A work in progress. . .
Both on the parish level and nationally there are many in the Lutheran Church Missouri Synod who lament the slowness of liturgical change. While some of them are those who want to rid the church of the excess baggage of the liturgy, most of the frustration is from those who are weary of the worship wars and wish that we could declare victory by divine fiat and return to the more uniform practices of a bygone era. Now in my 34th year since ordination and my sixth decade of life, I have deliberately tried to quiet my heart against such frustration. Liturgical change has borne many fruits. We have more parishes with more frequent Eucharists than ever before in our Synod. We have more pastors in Eucharistic vestments than ever before. We have a piety more deliberately oriented to the means of grace than in my memory. There are more great books available in this area than ever before (both reprints and new works).
Having grown up in the rather insular 1950s only to see the bloody battles of our church body in the 1970s, I know we are not exactly on the same page throughout our church body BUT we are on track to restore our unity in a more positive sense than at any other time in recent memory. I credit many things. On the one hand I credit the profound influence of Concordia Theological Seminary and its graduates along with some great and blessed teachers from Concordia Seminary (thinking here alone the lines of Hummel, Feuerhahn, Nagel, etc...). I also give credit to the congregations and pastors who elected the Rev. Matthew Harrison and with it ushered in a renewal of our unity of doctrine, practice, mission, and service in our church body. None of these is the result of one person or even a few but a combined effort to speak the unchanging truth anew in our own time. I believe that we have made great strides forward (not far enough for some and perhaps too far for others).
Remembering when missionaries were considered the highest of church callings and when we sent forth full-time missionaries all over the world, I can also recall how this all changed as money and men moved our focus away from full-time service on the mission field. The number of full-time missionaries had dwindled sadly and our mission enterprise seemed to have lost its steam. Perhaps the worst moment being when the name of a personalized mission program became the ungainly acronym PMS. All of that seems to fading into the past as we are sending forth some of our brightest and best to renew the work of the kingdom in places near and far. It is a good thing. We should rightfully rejoice and, it would not hurt, renew our funding of missions and missionaries higher than it is today so that this renewed effort will not also lose its steam.

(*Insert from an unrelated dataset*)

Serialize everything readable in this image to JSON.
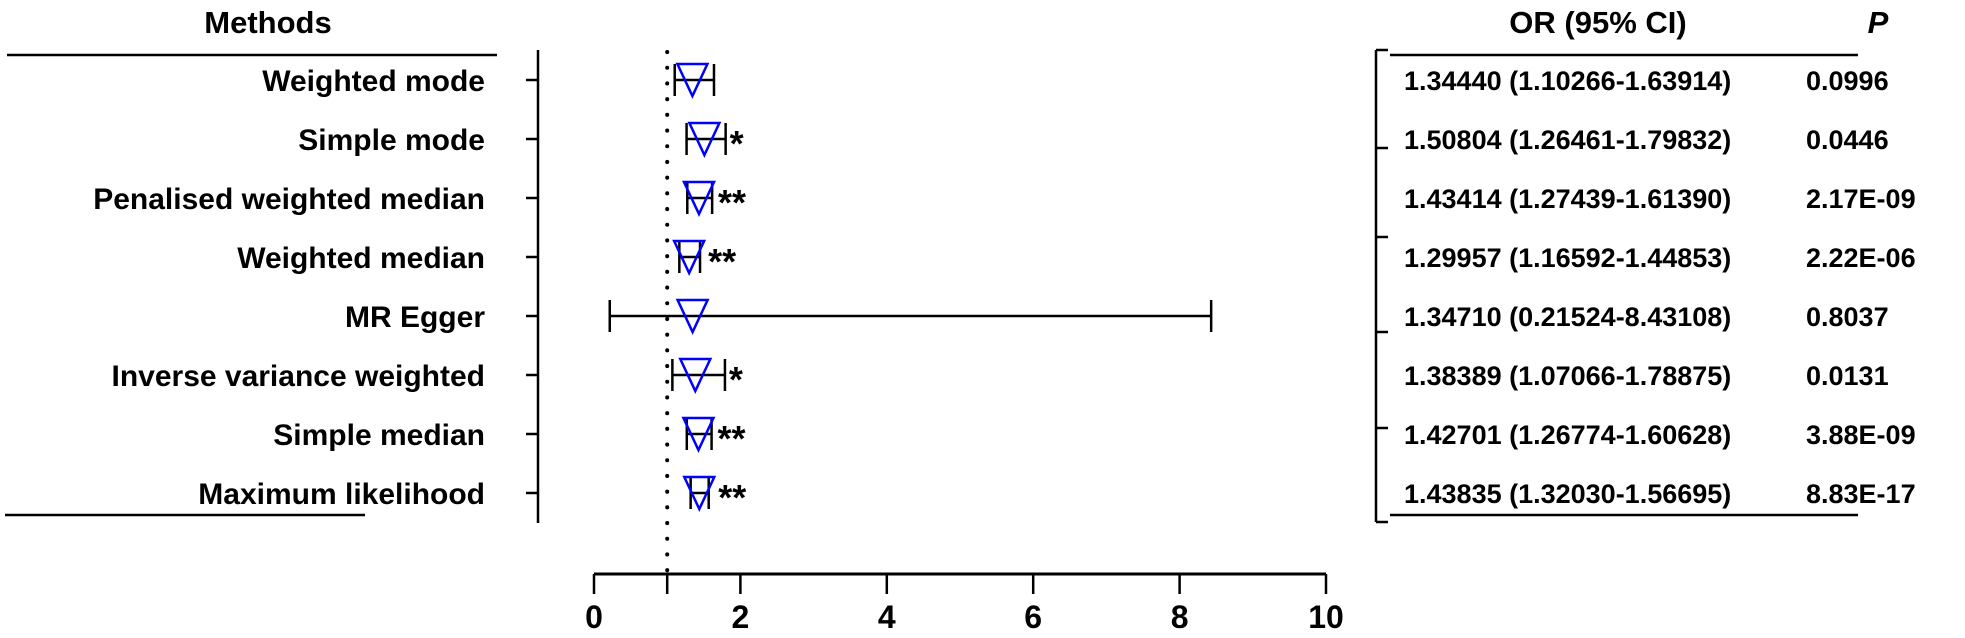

Our church body as well as our parishes and pastors are works in progress. We must be careful not to let a particular snapshot steal our hope or lead us to unrestrained exuberance. God works incrementally, looking toward the far view more than the glimpse of the moment. Yes, we should rightfully point out those things that must and need be dealt with, improved, and resolved. But we should also rightfully rejoice at the work the Lord is doing right now. It may not seem like much in the moment but it will be enough to accomplish His purpose if we are faithful. God grant us that and He will take care of the rest. So let us encourage one another to faithfulness, stir up one another to stand firm upon the good Word of the Lord and to the good works that glorify Him, and that will be enough. The Church is not ours but is and will always remain His, If He allows, we may glimpse giant strides forward but most of the time our pace will seem painfully slow and it will be hard to see much progress. That is the time most of all to encourage faithfulness and trust the Lord for the rest.
Just a few thoughts from a man on his way to becoming old, DV!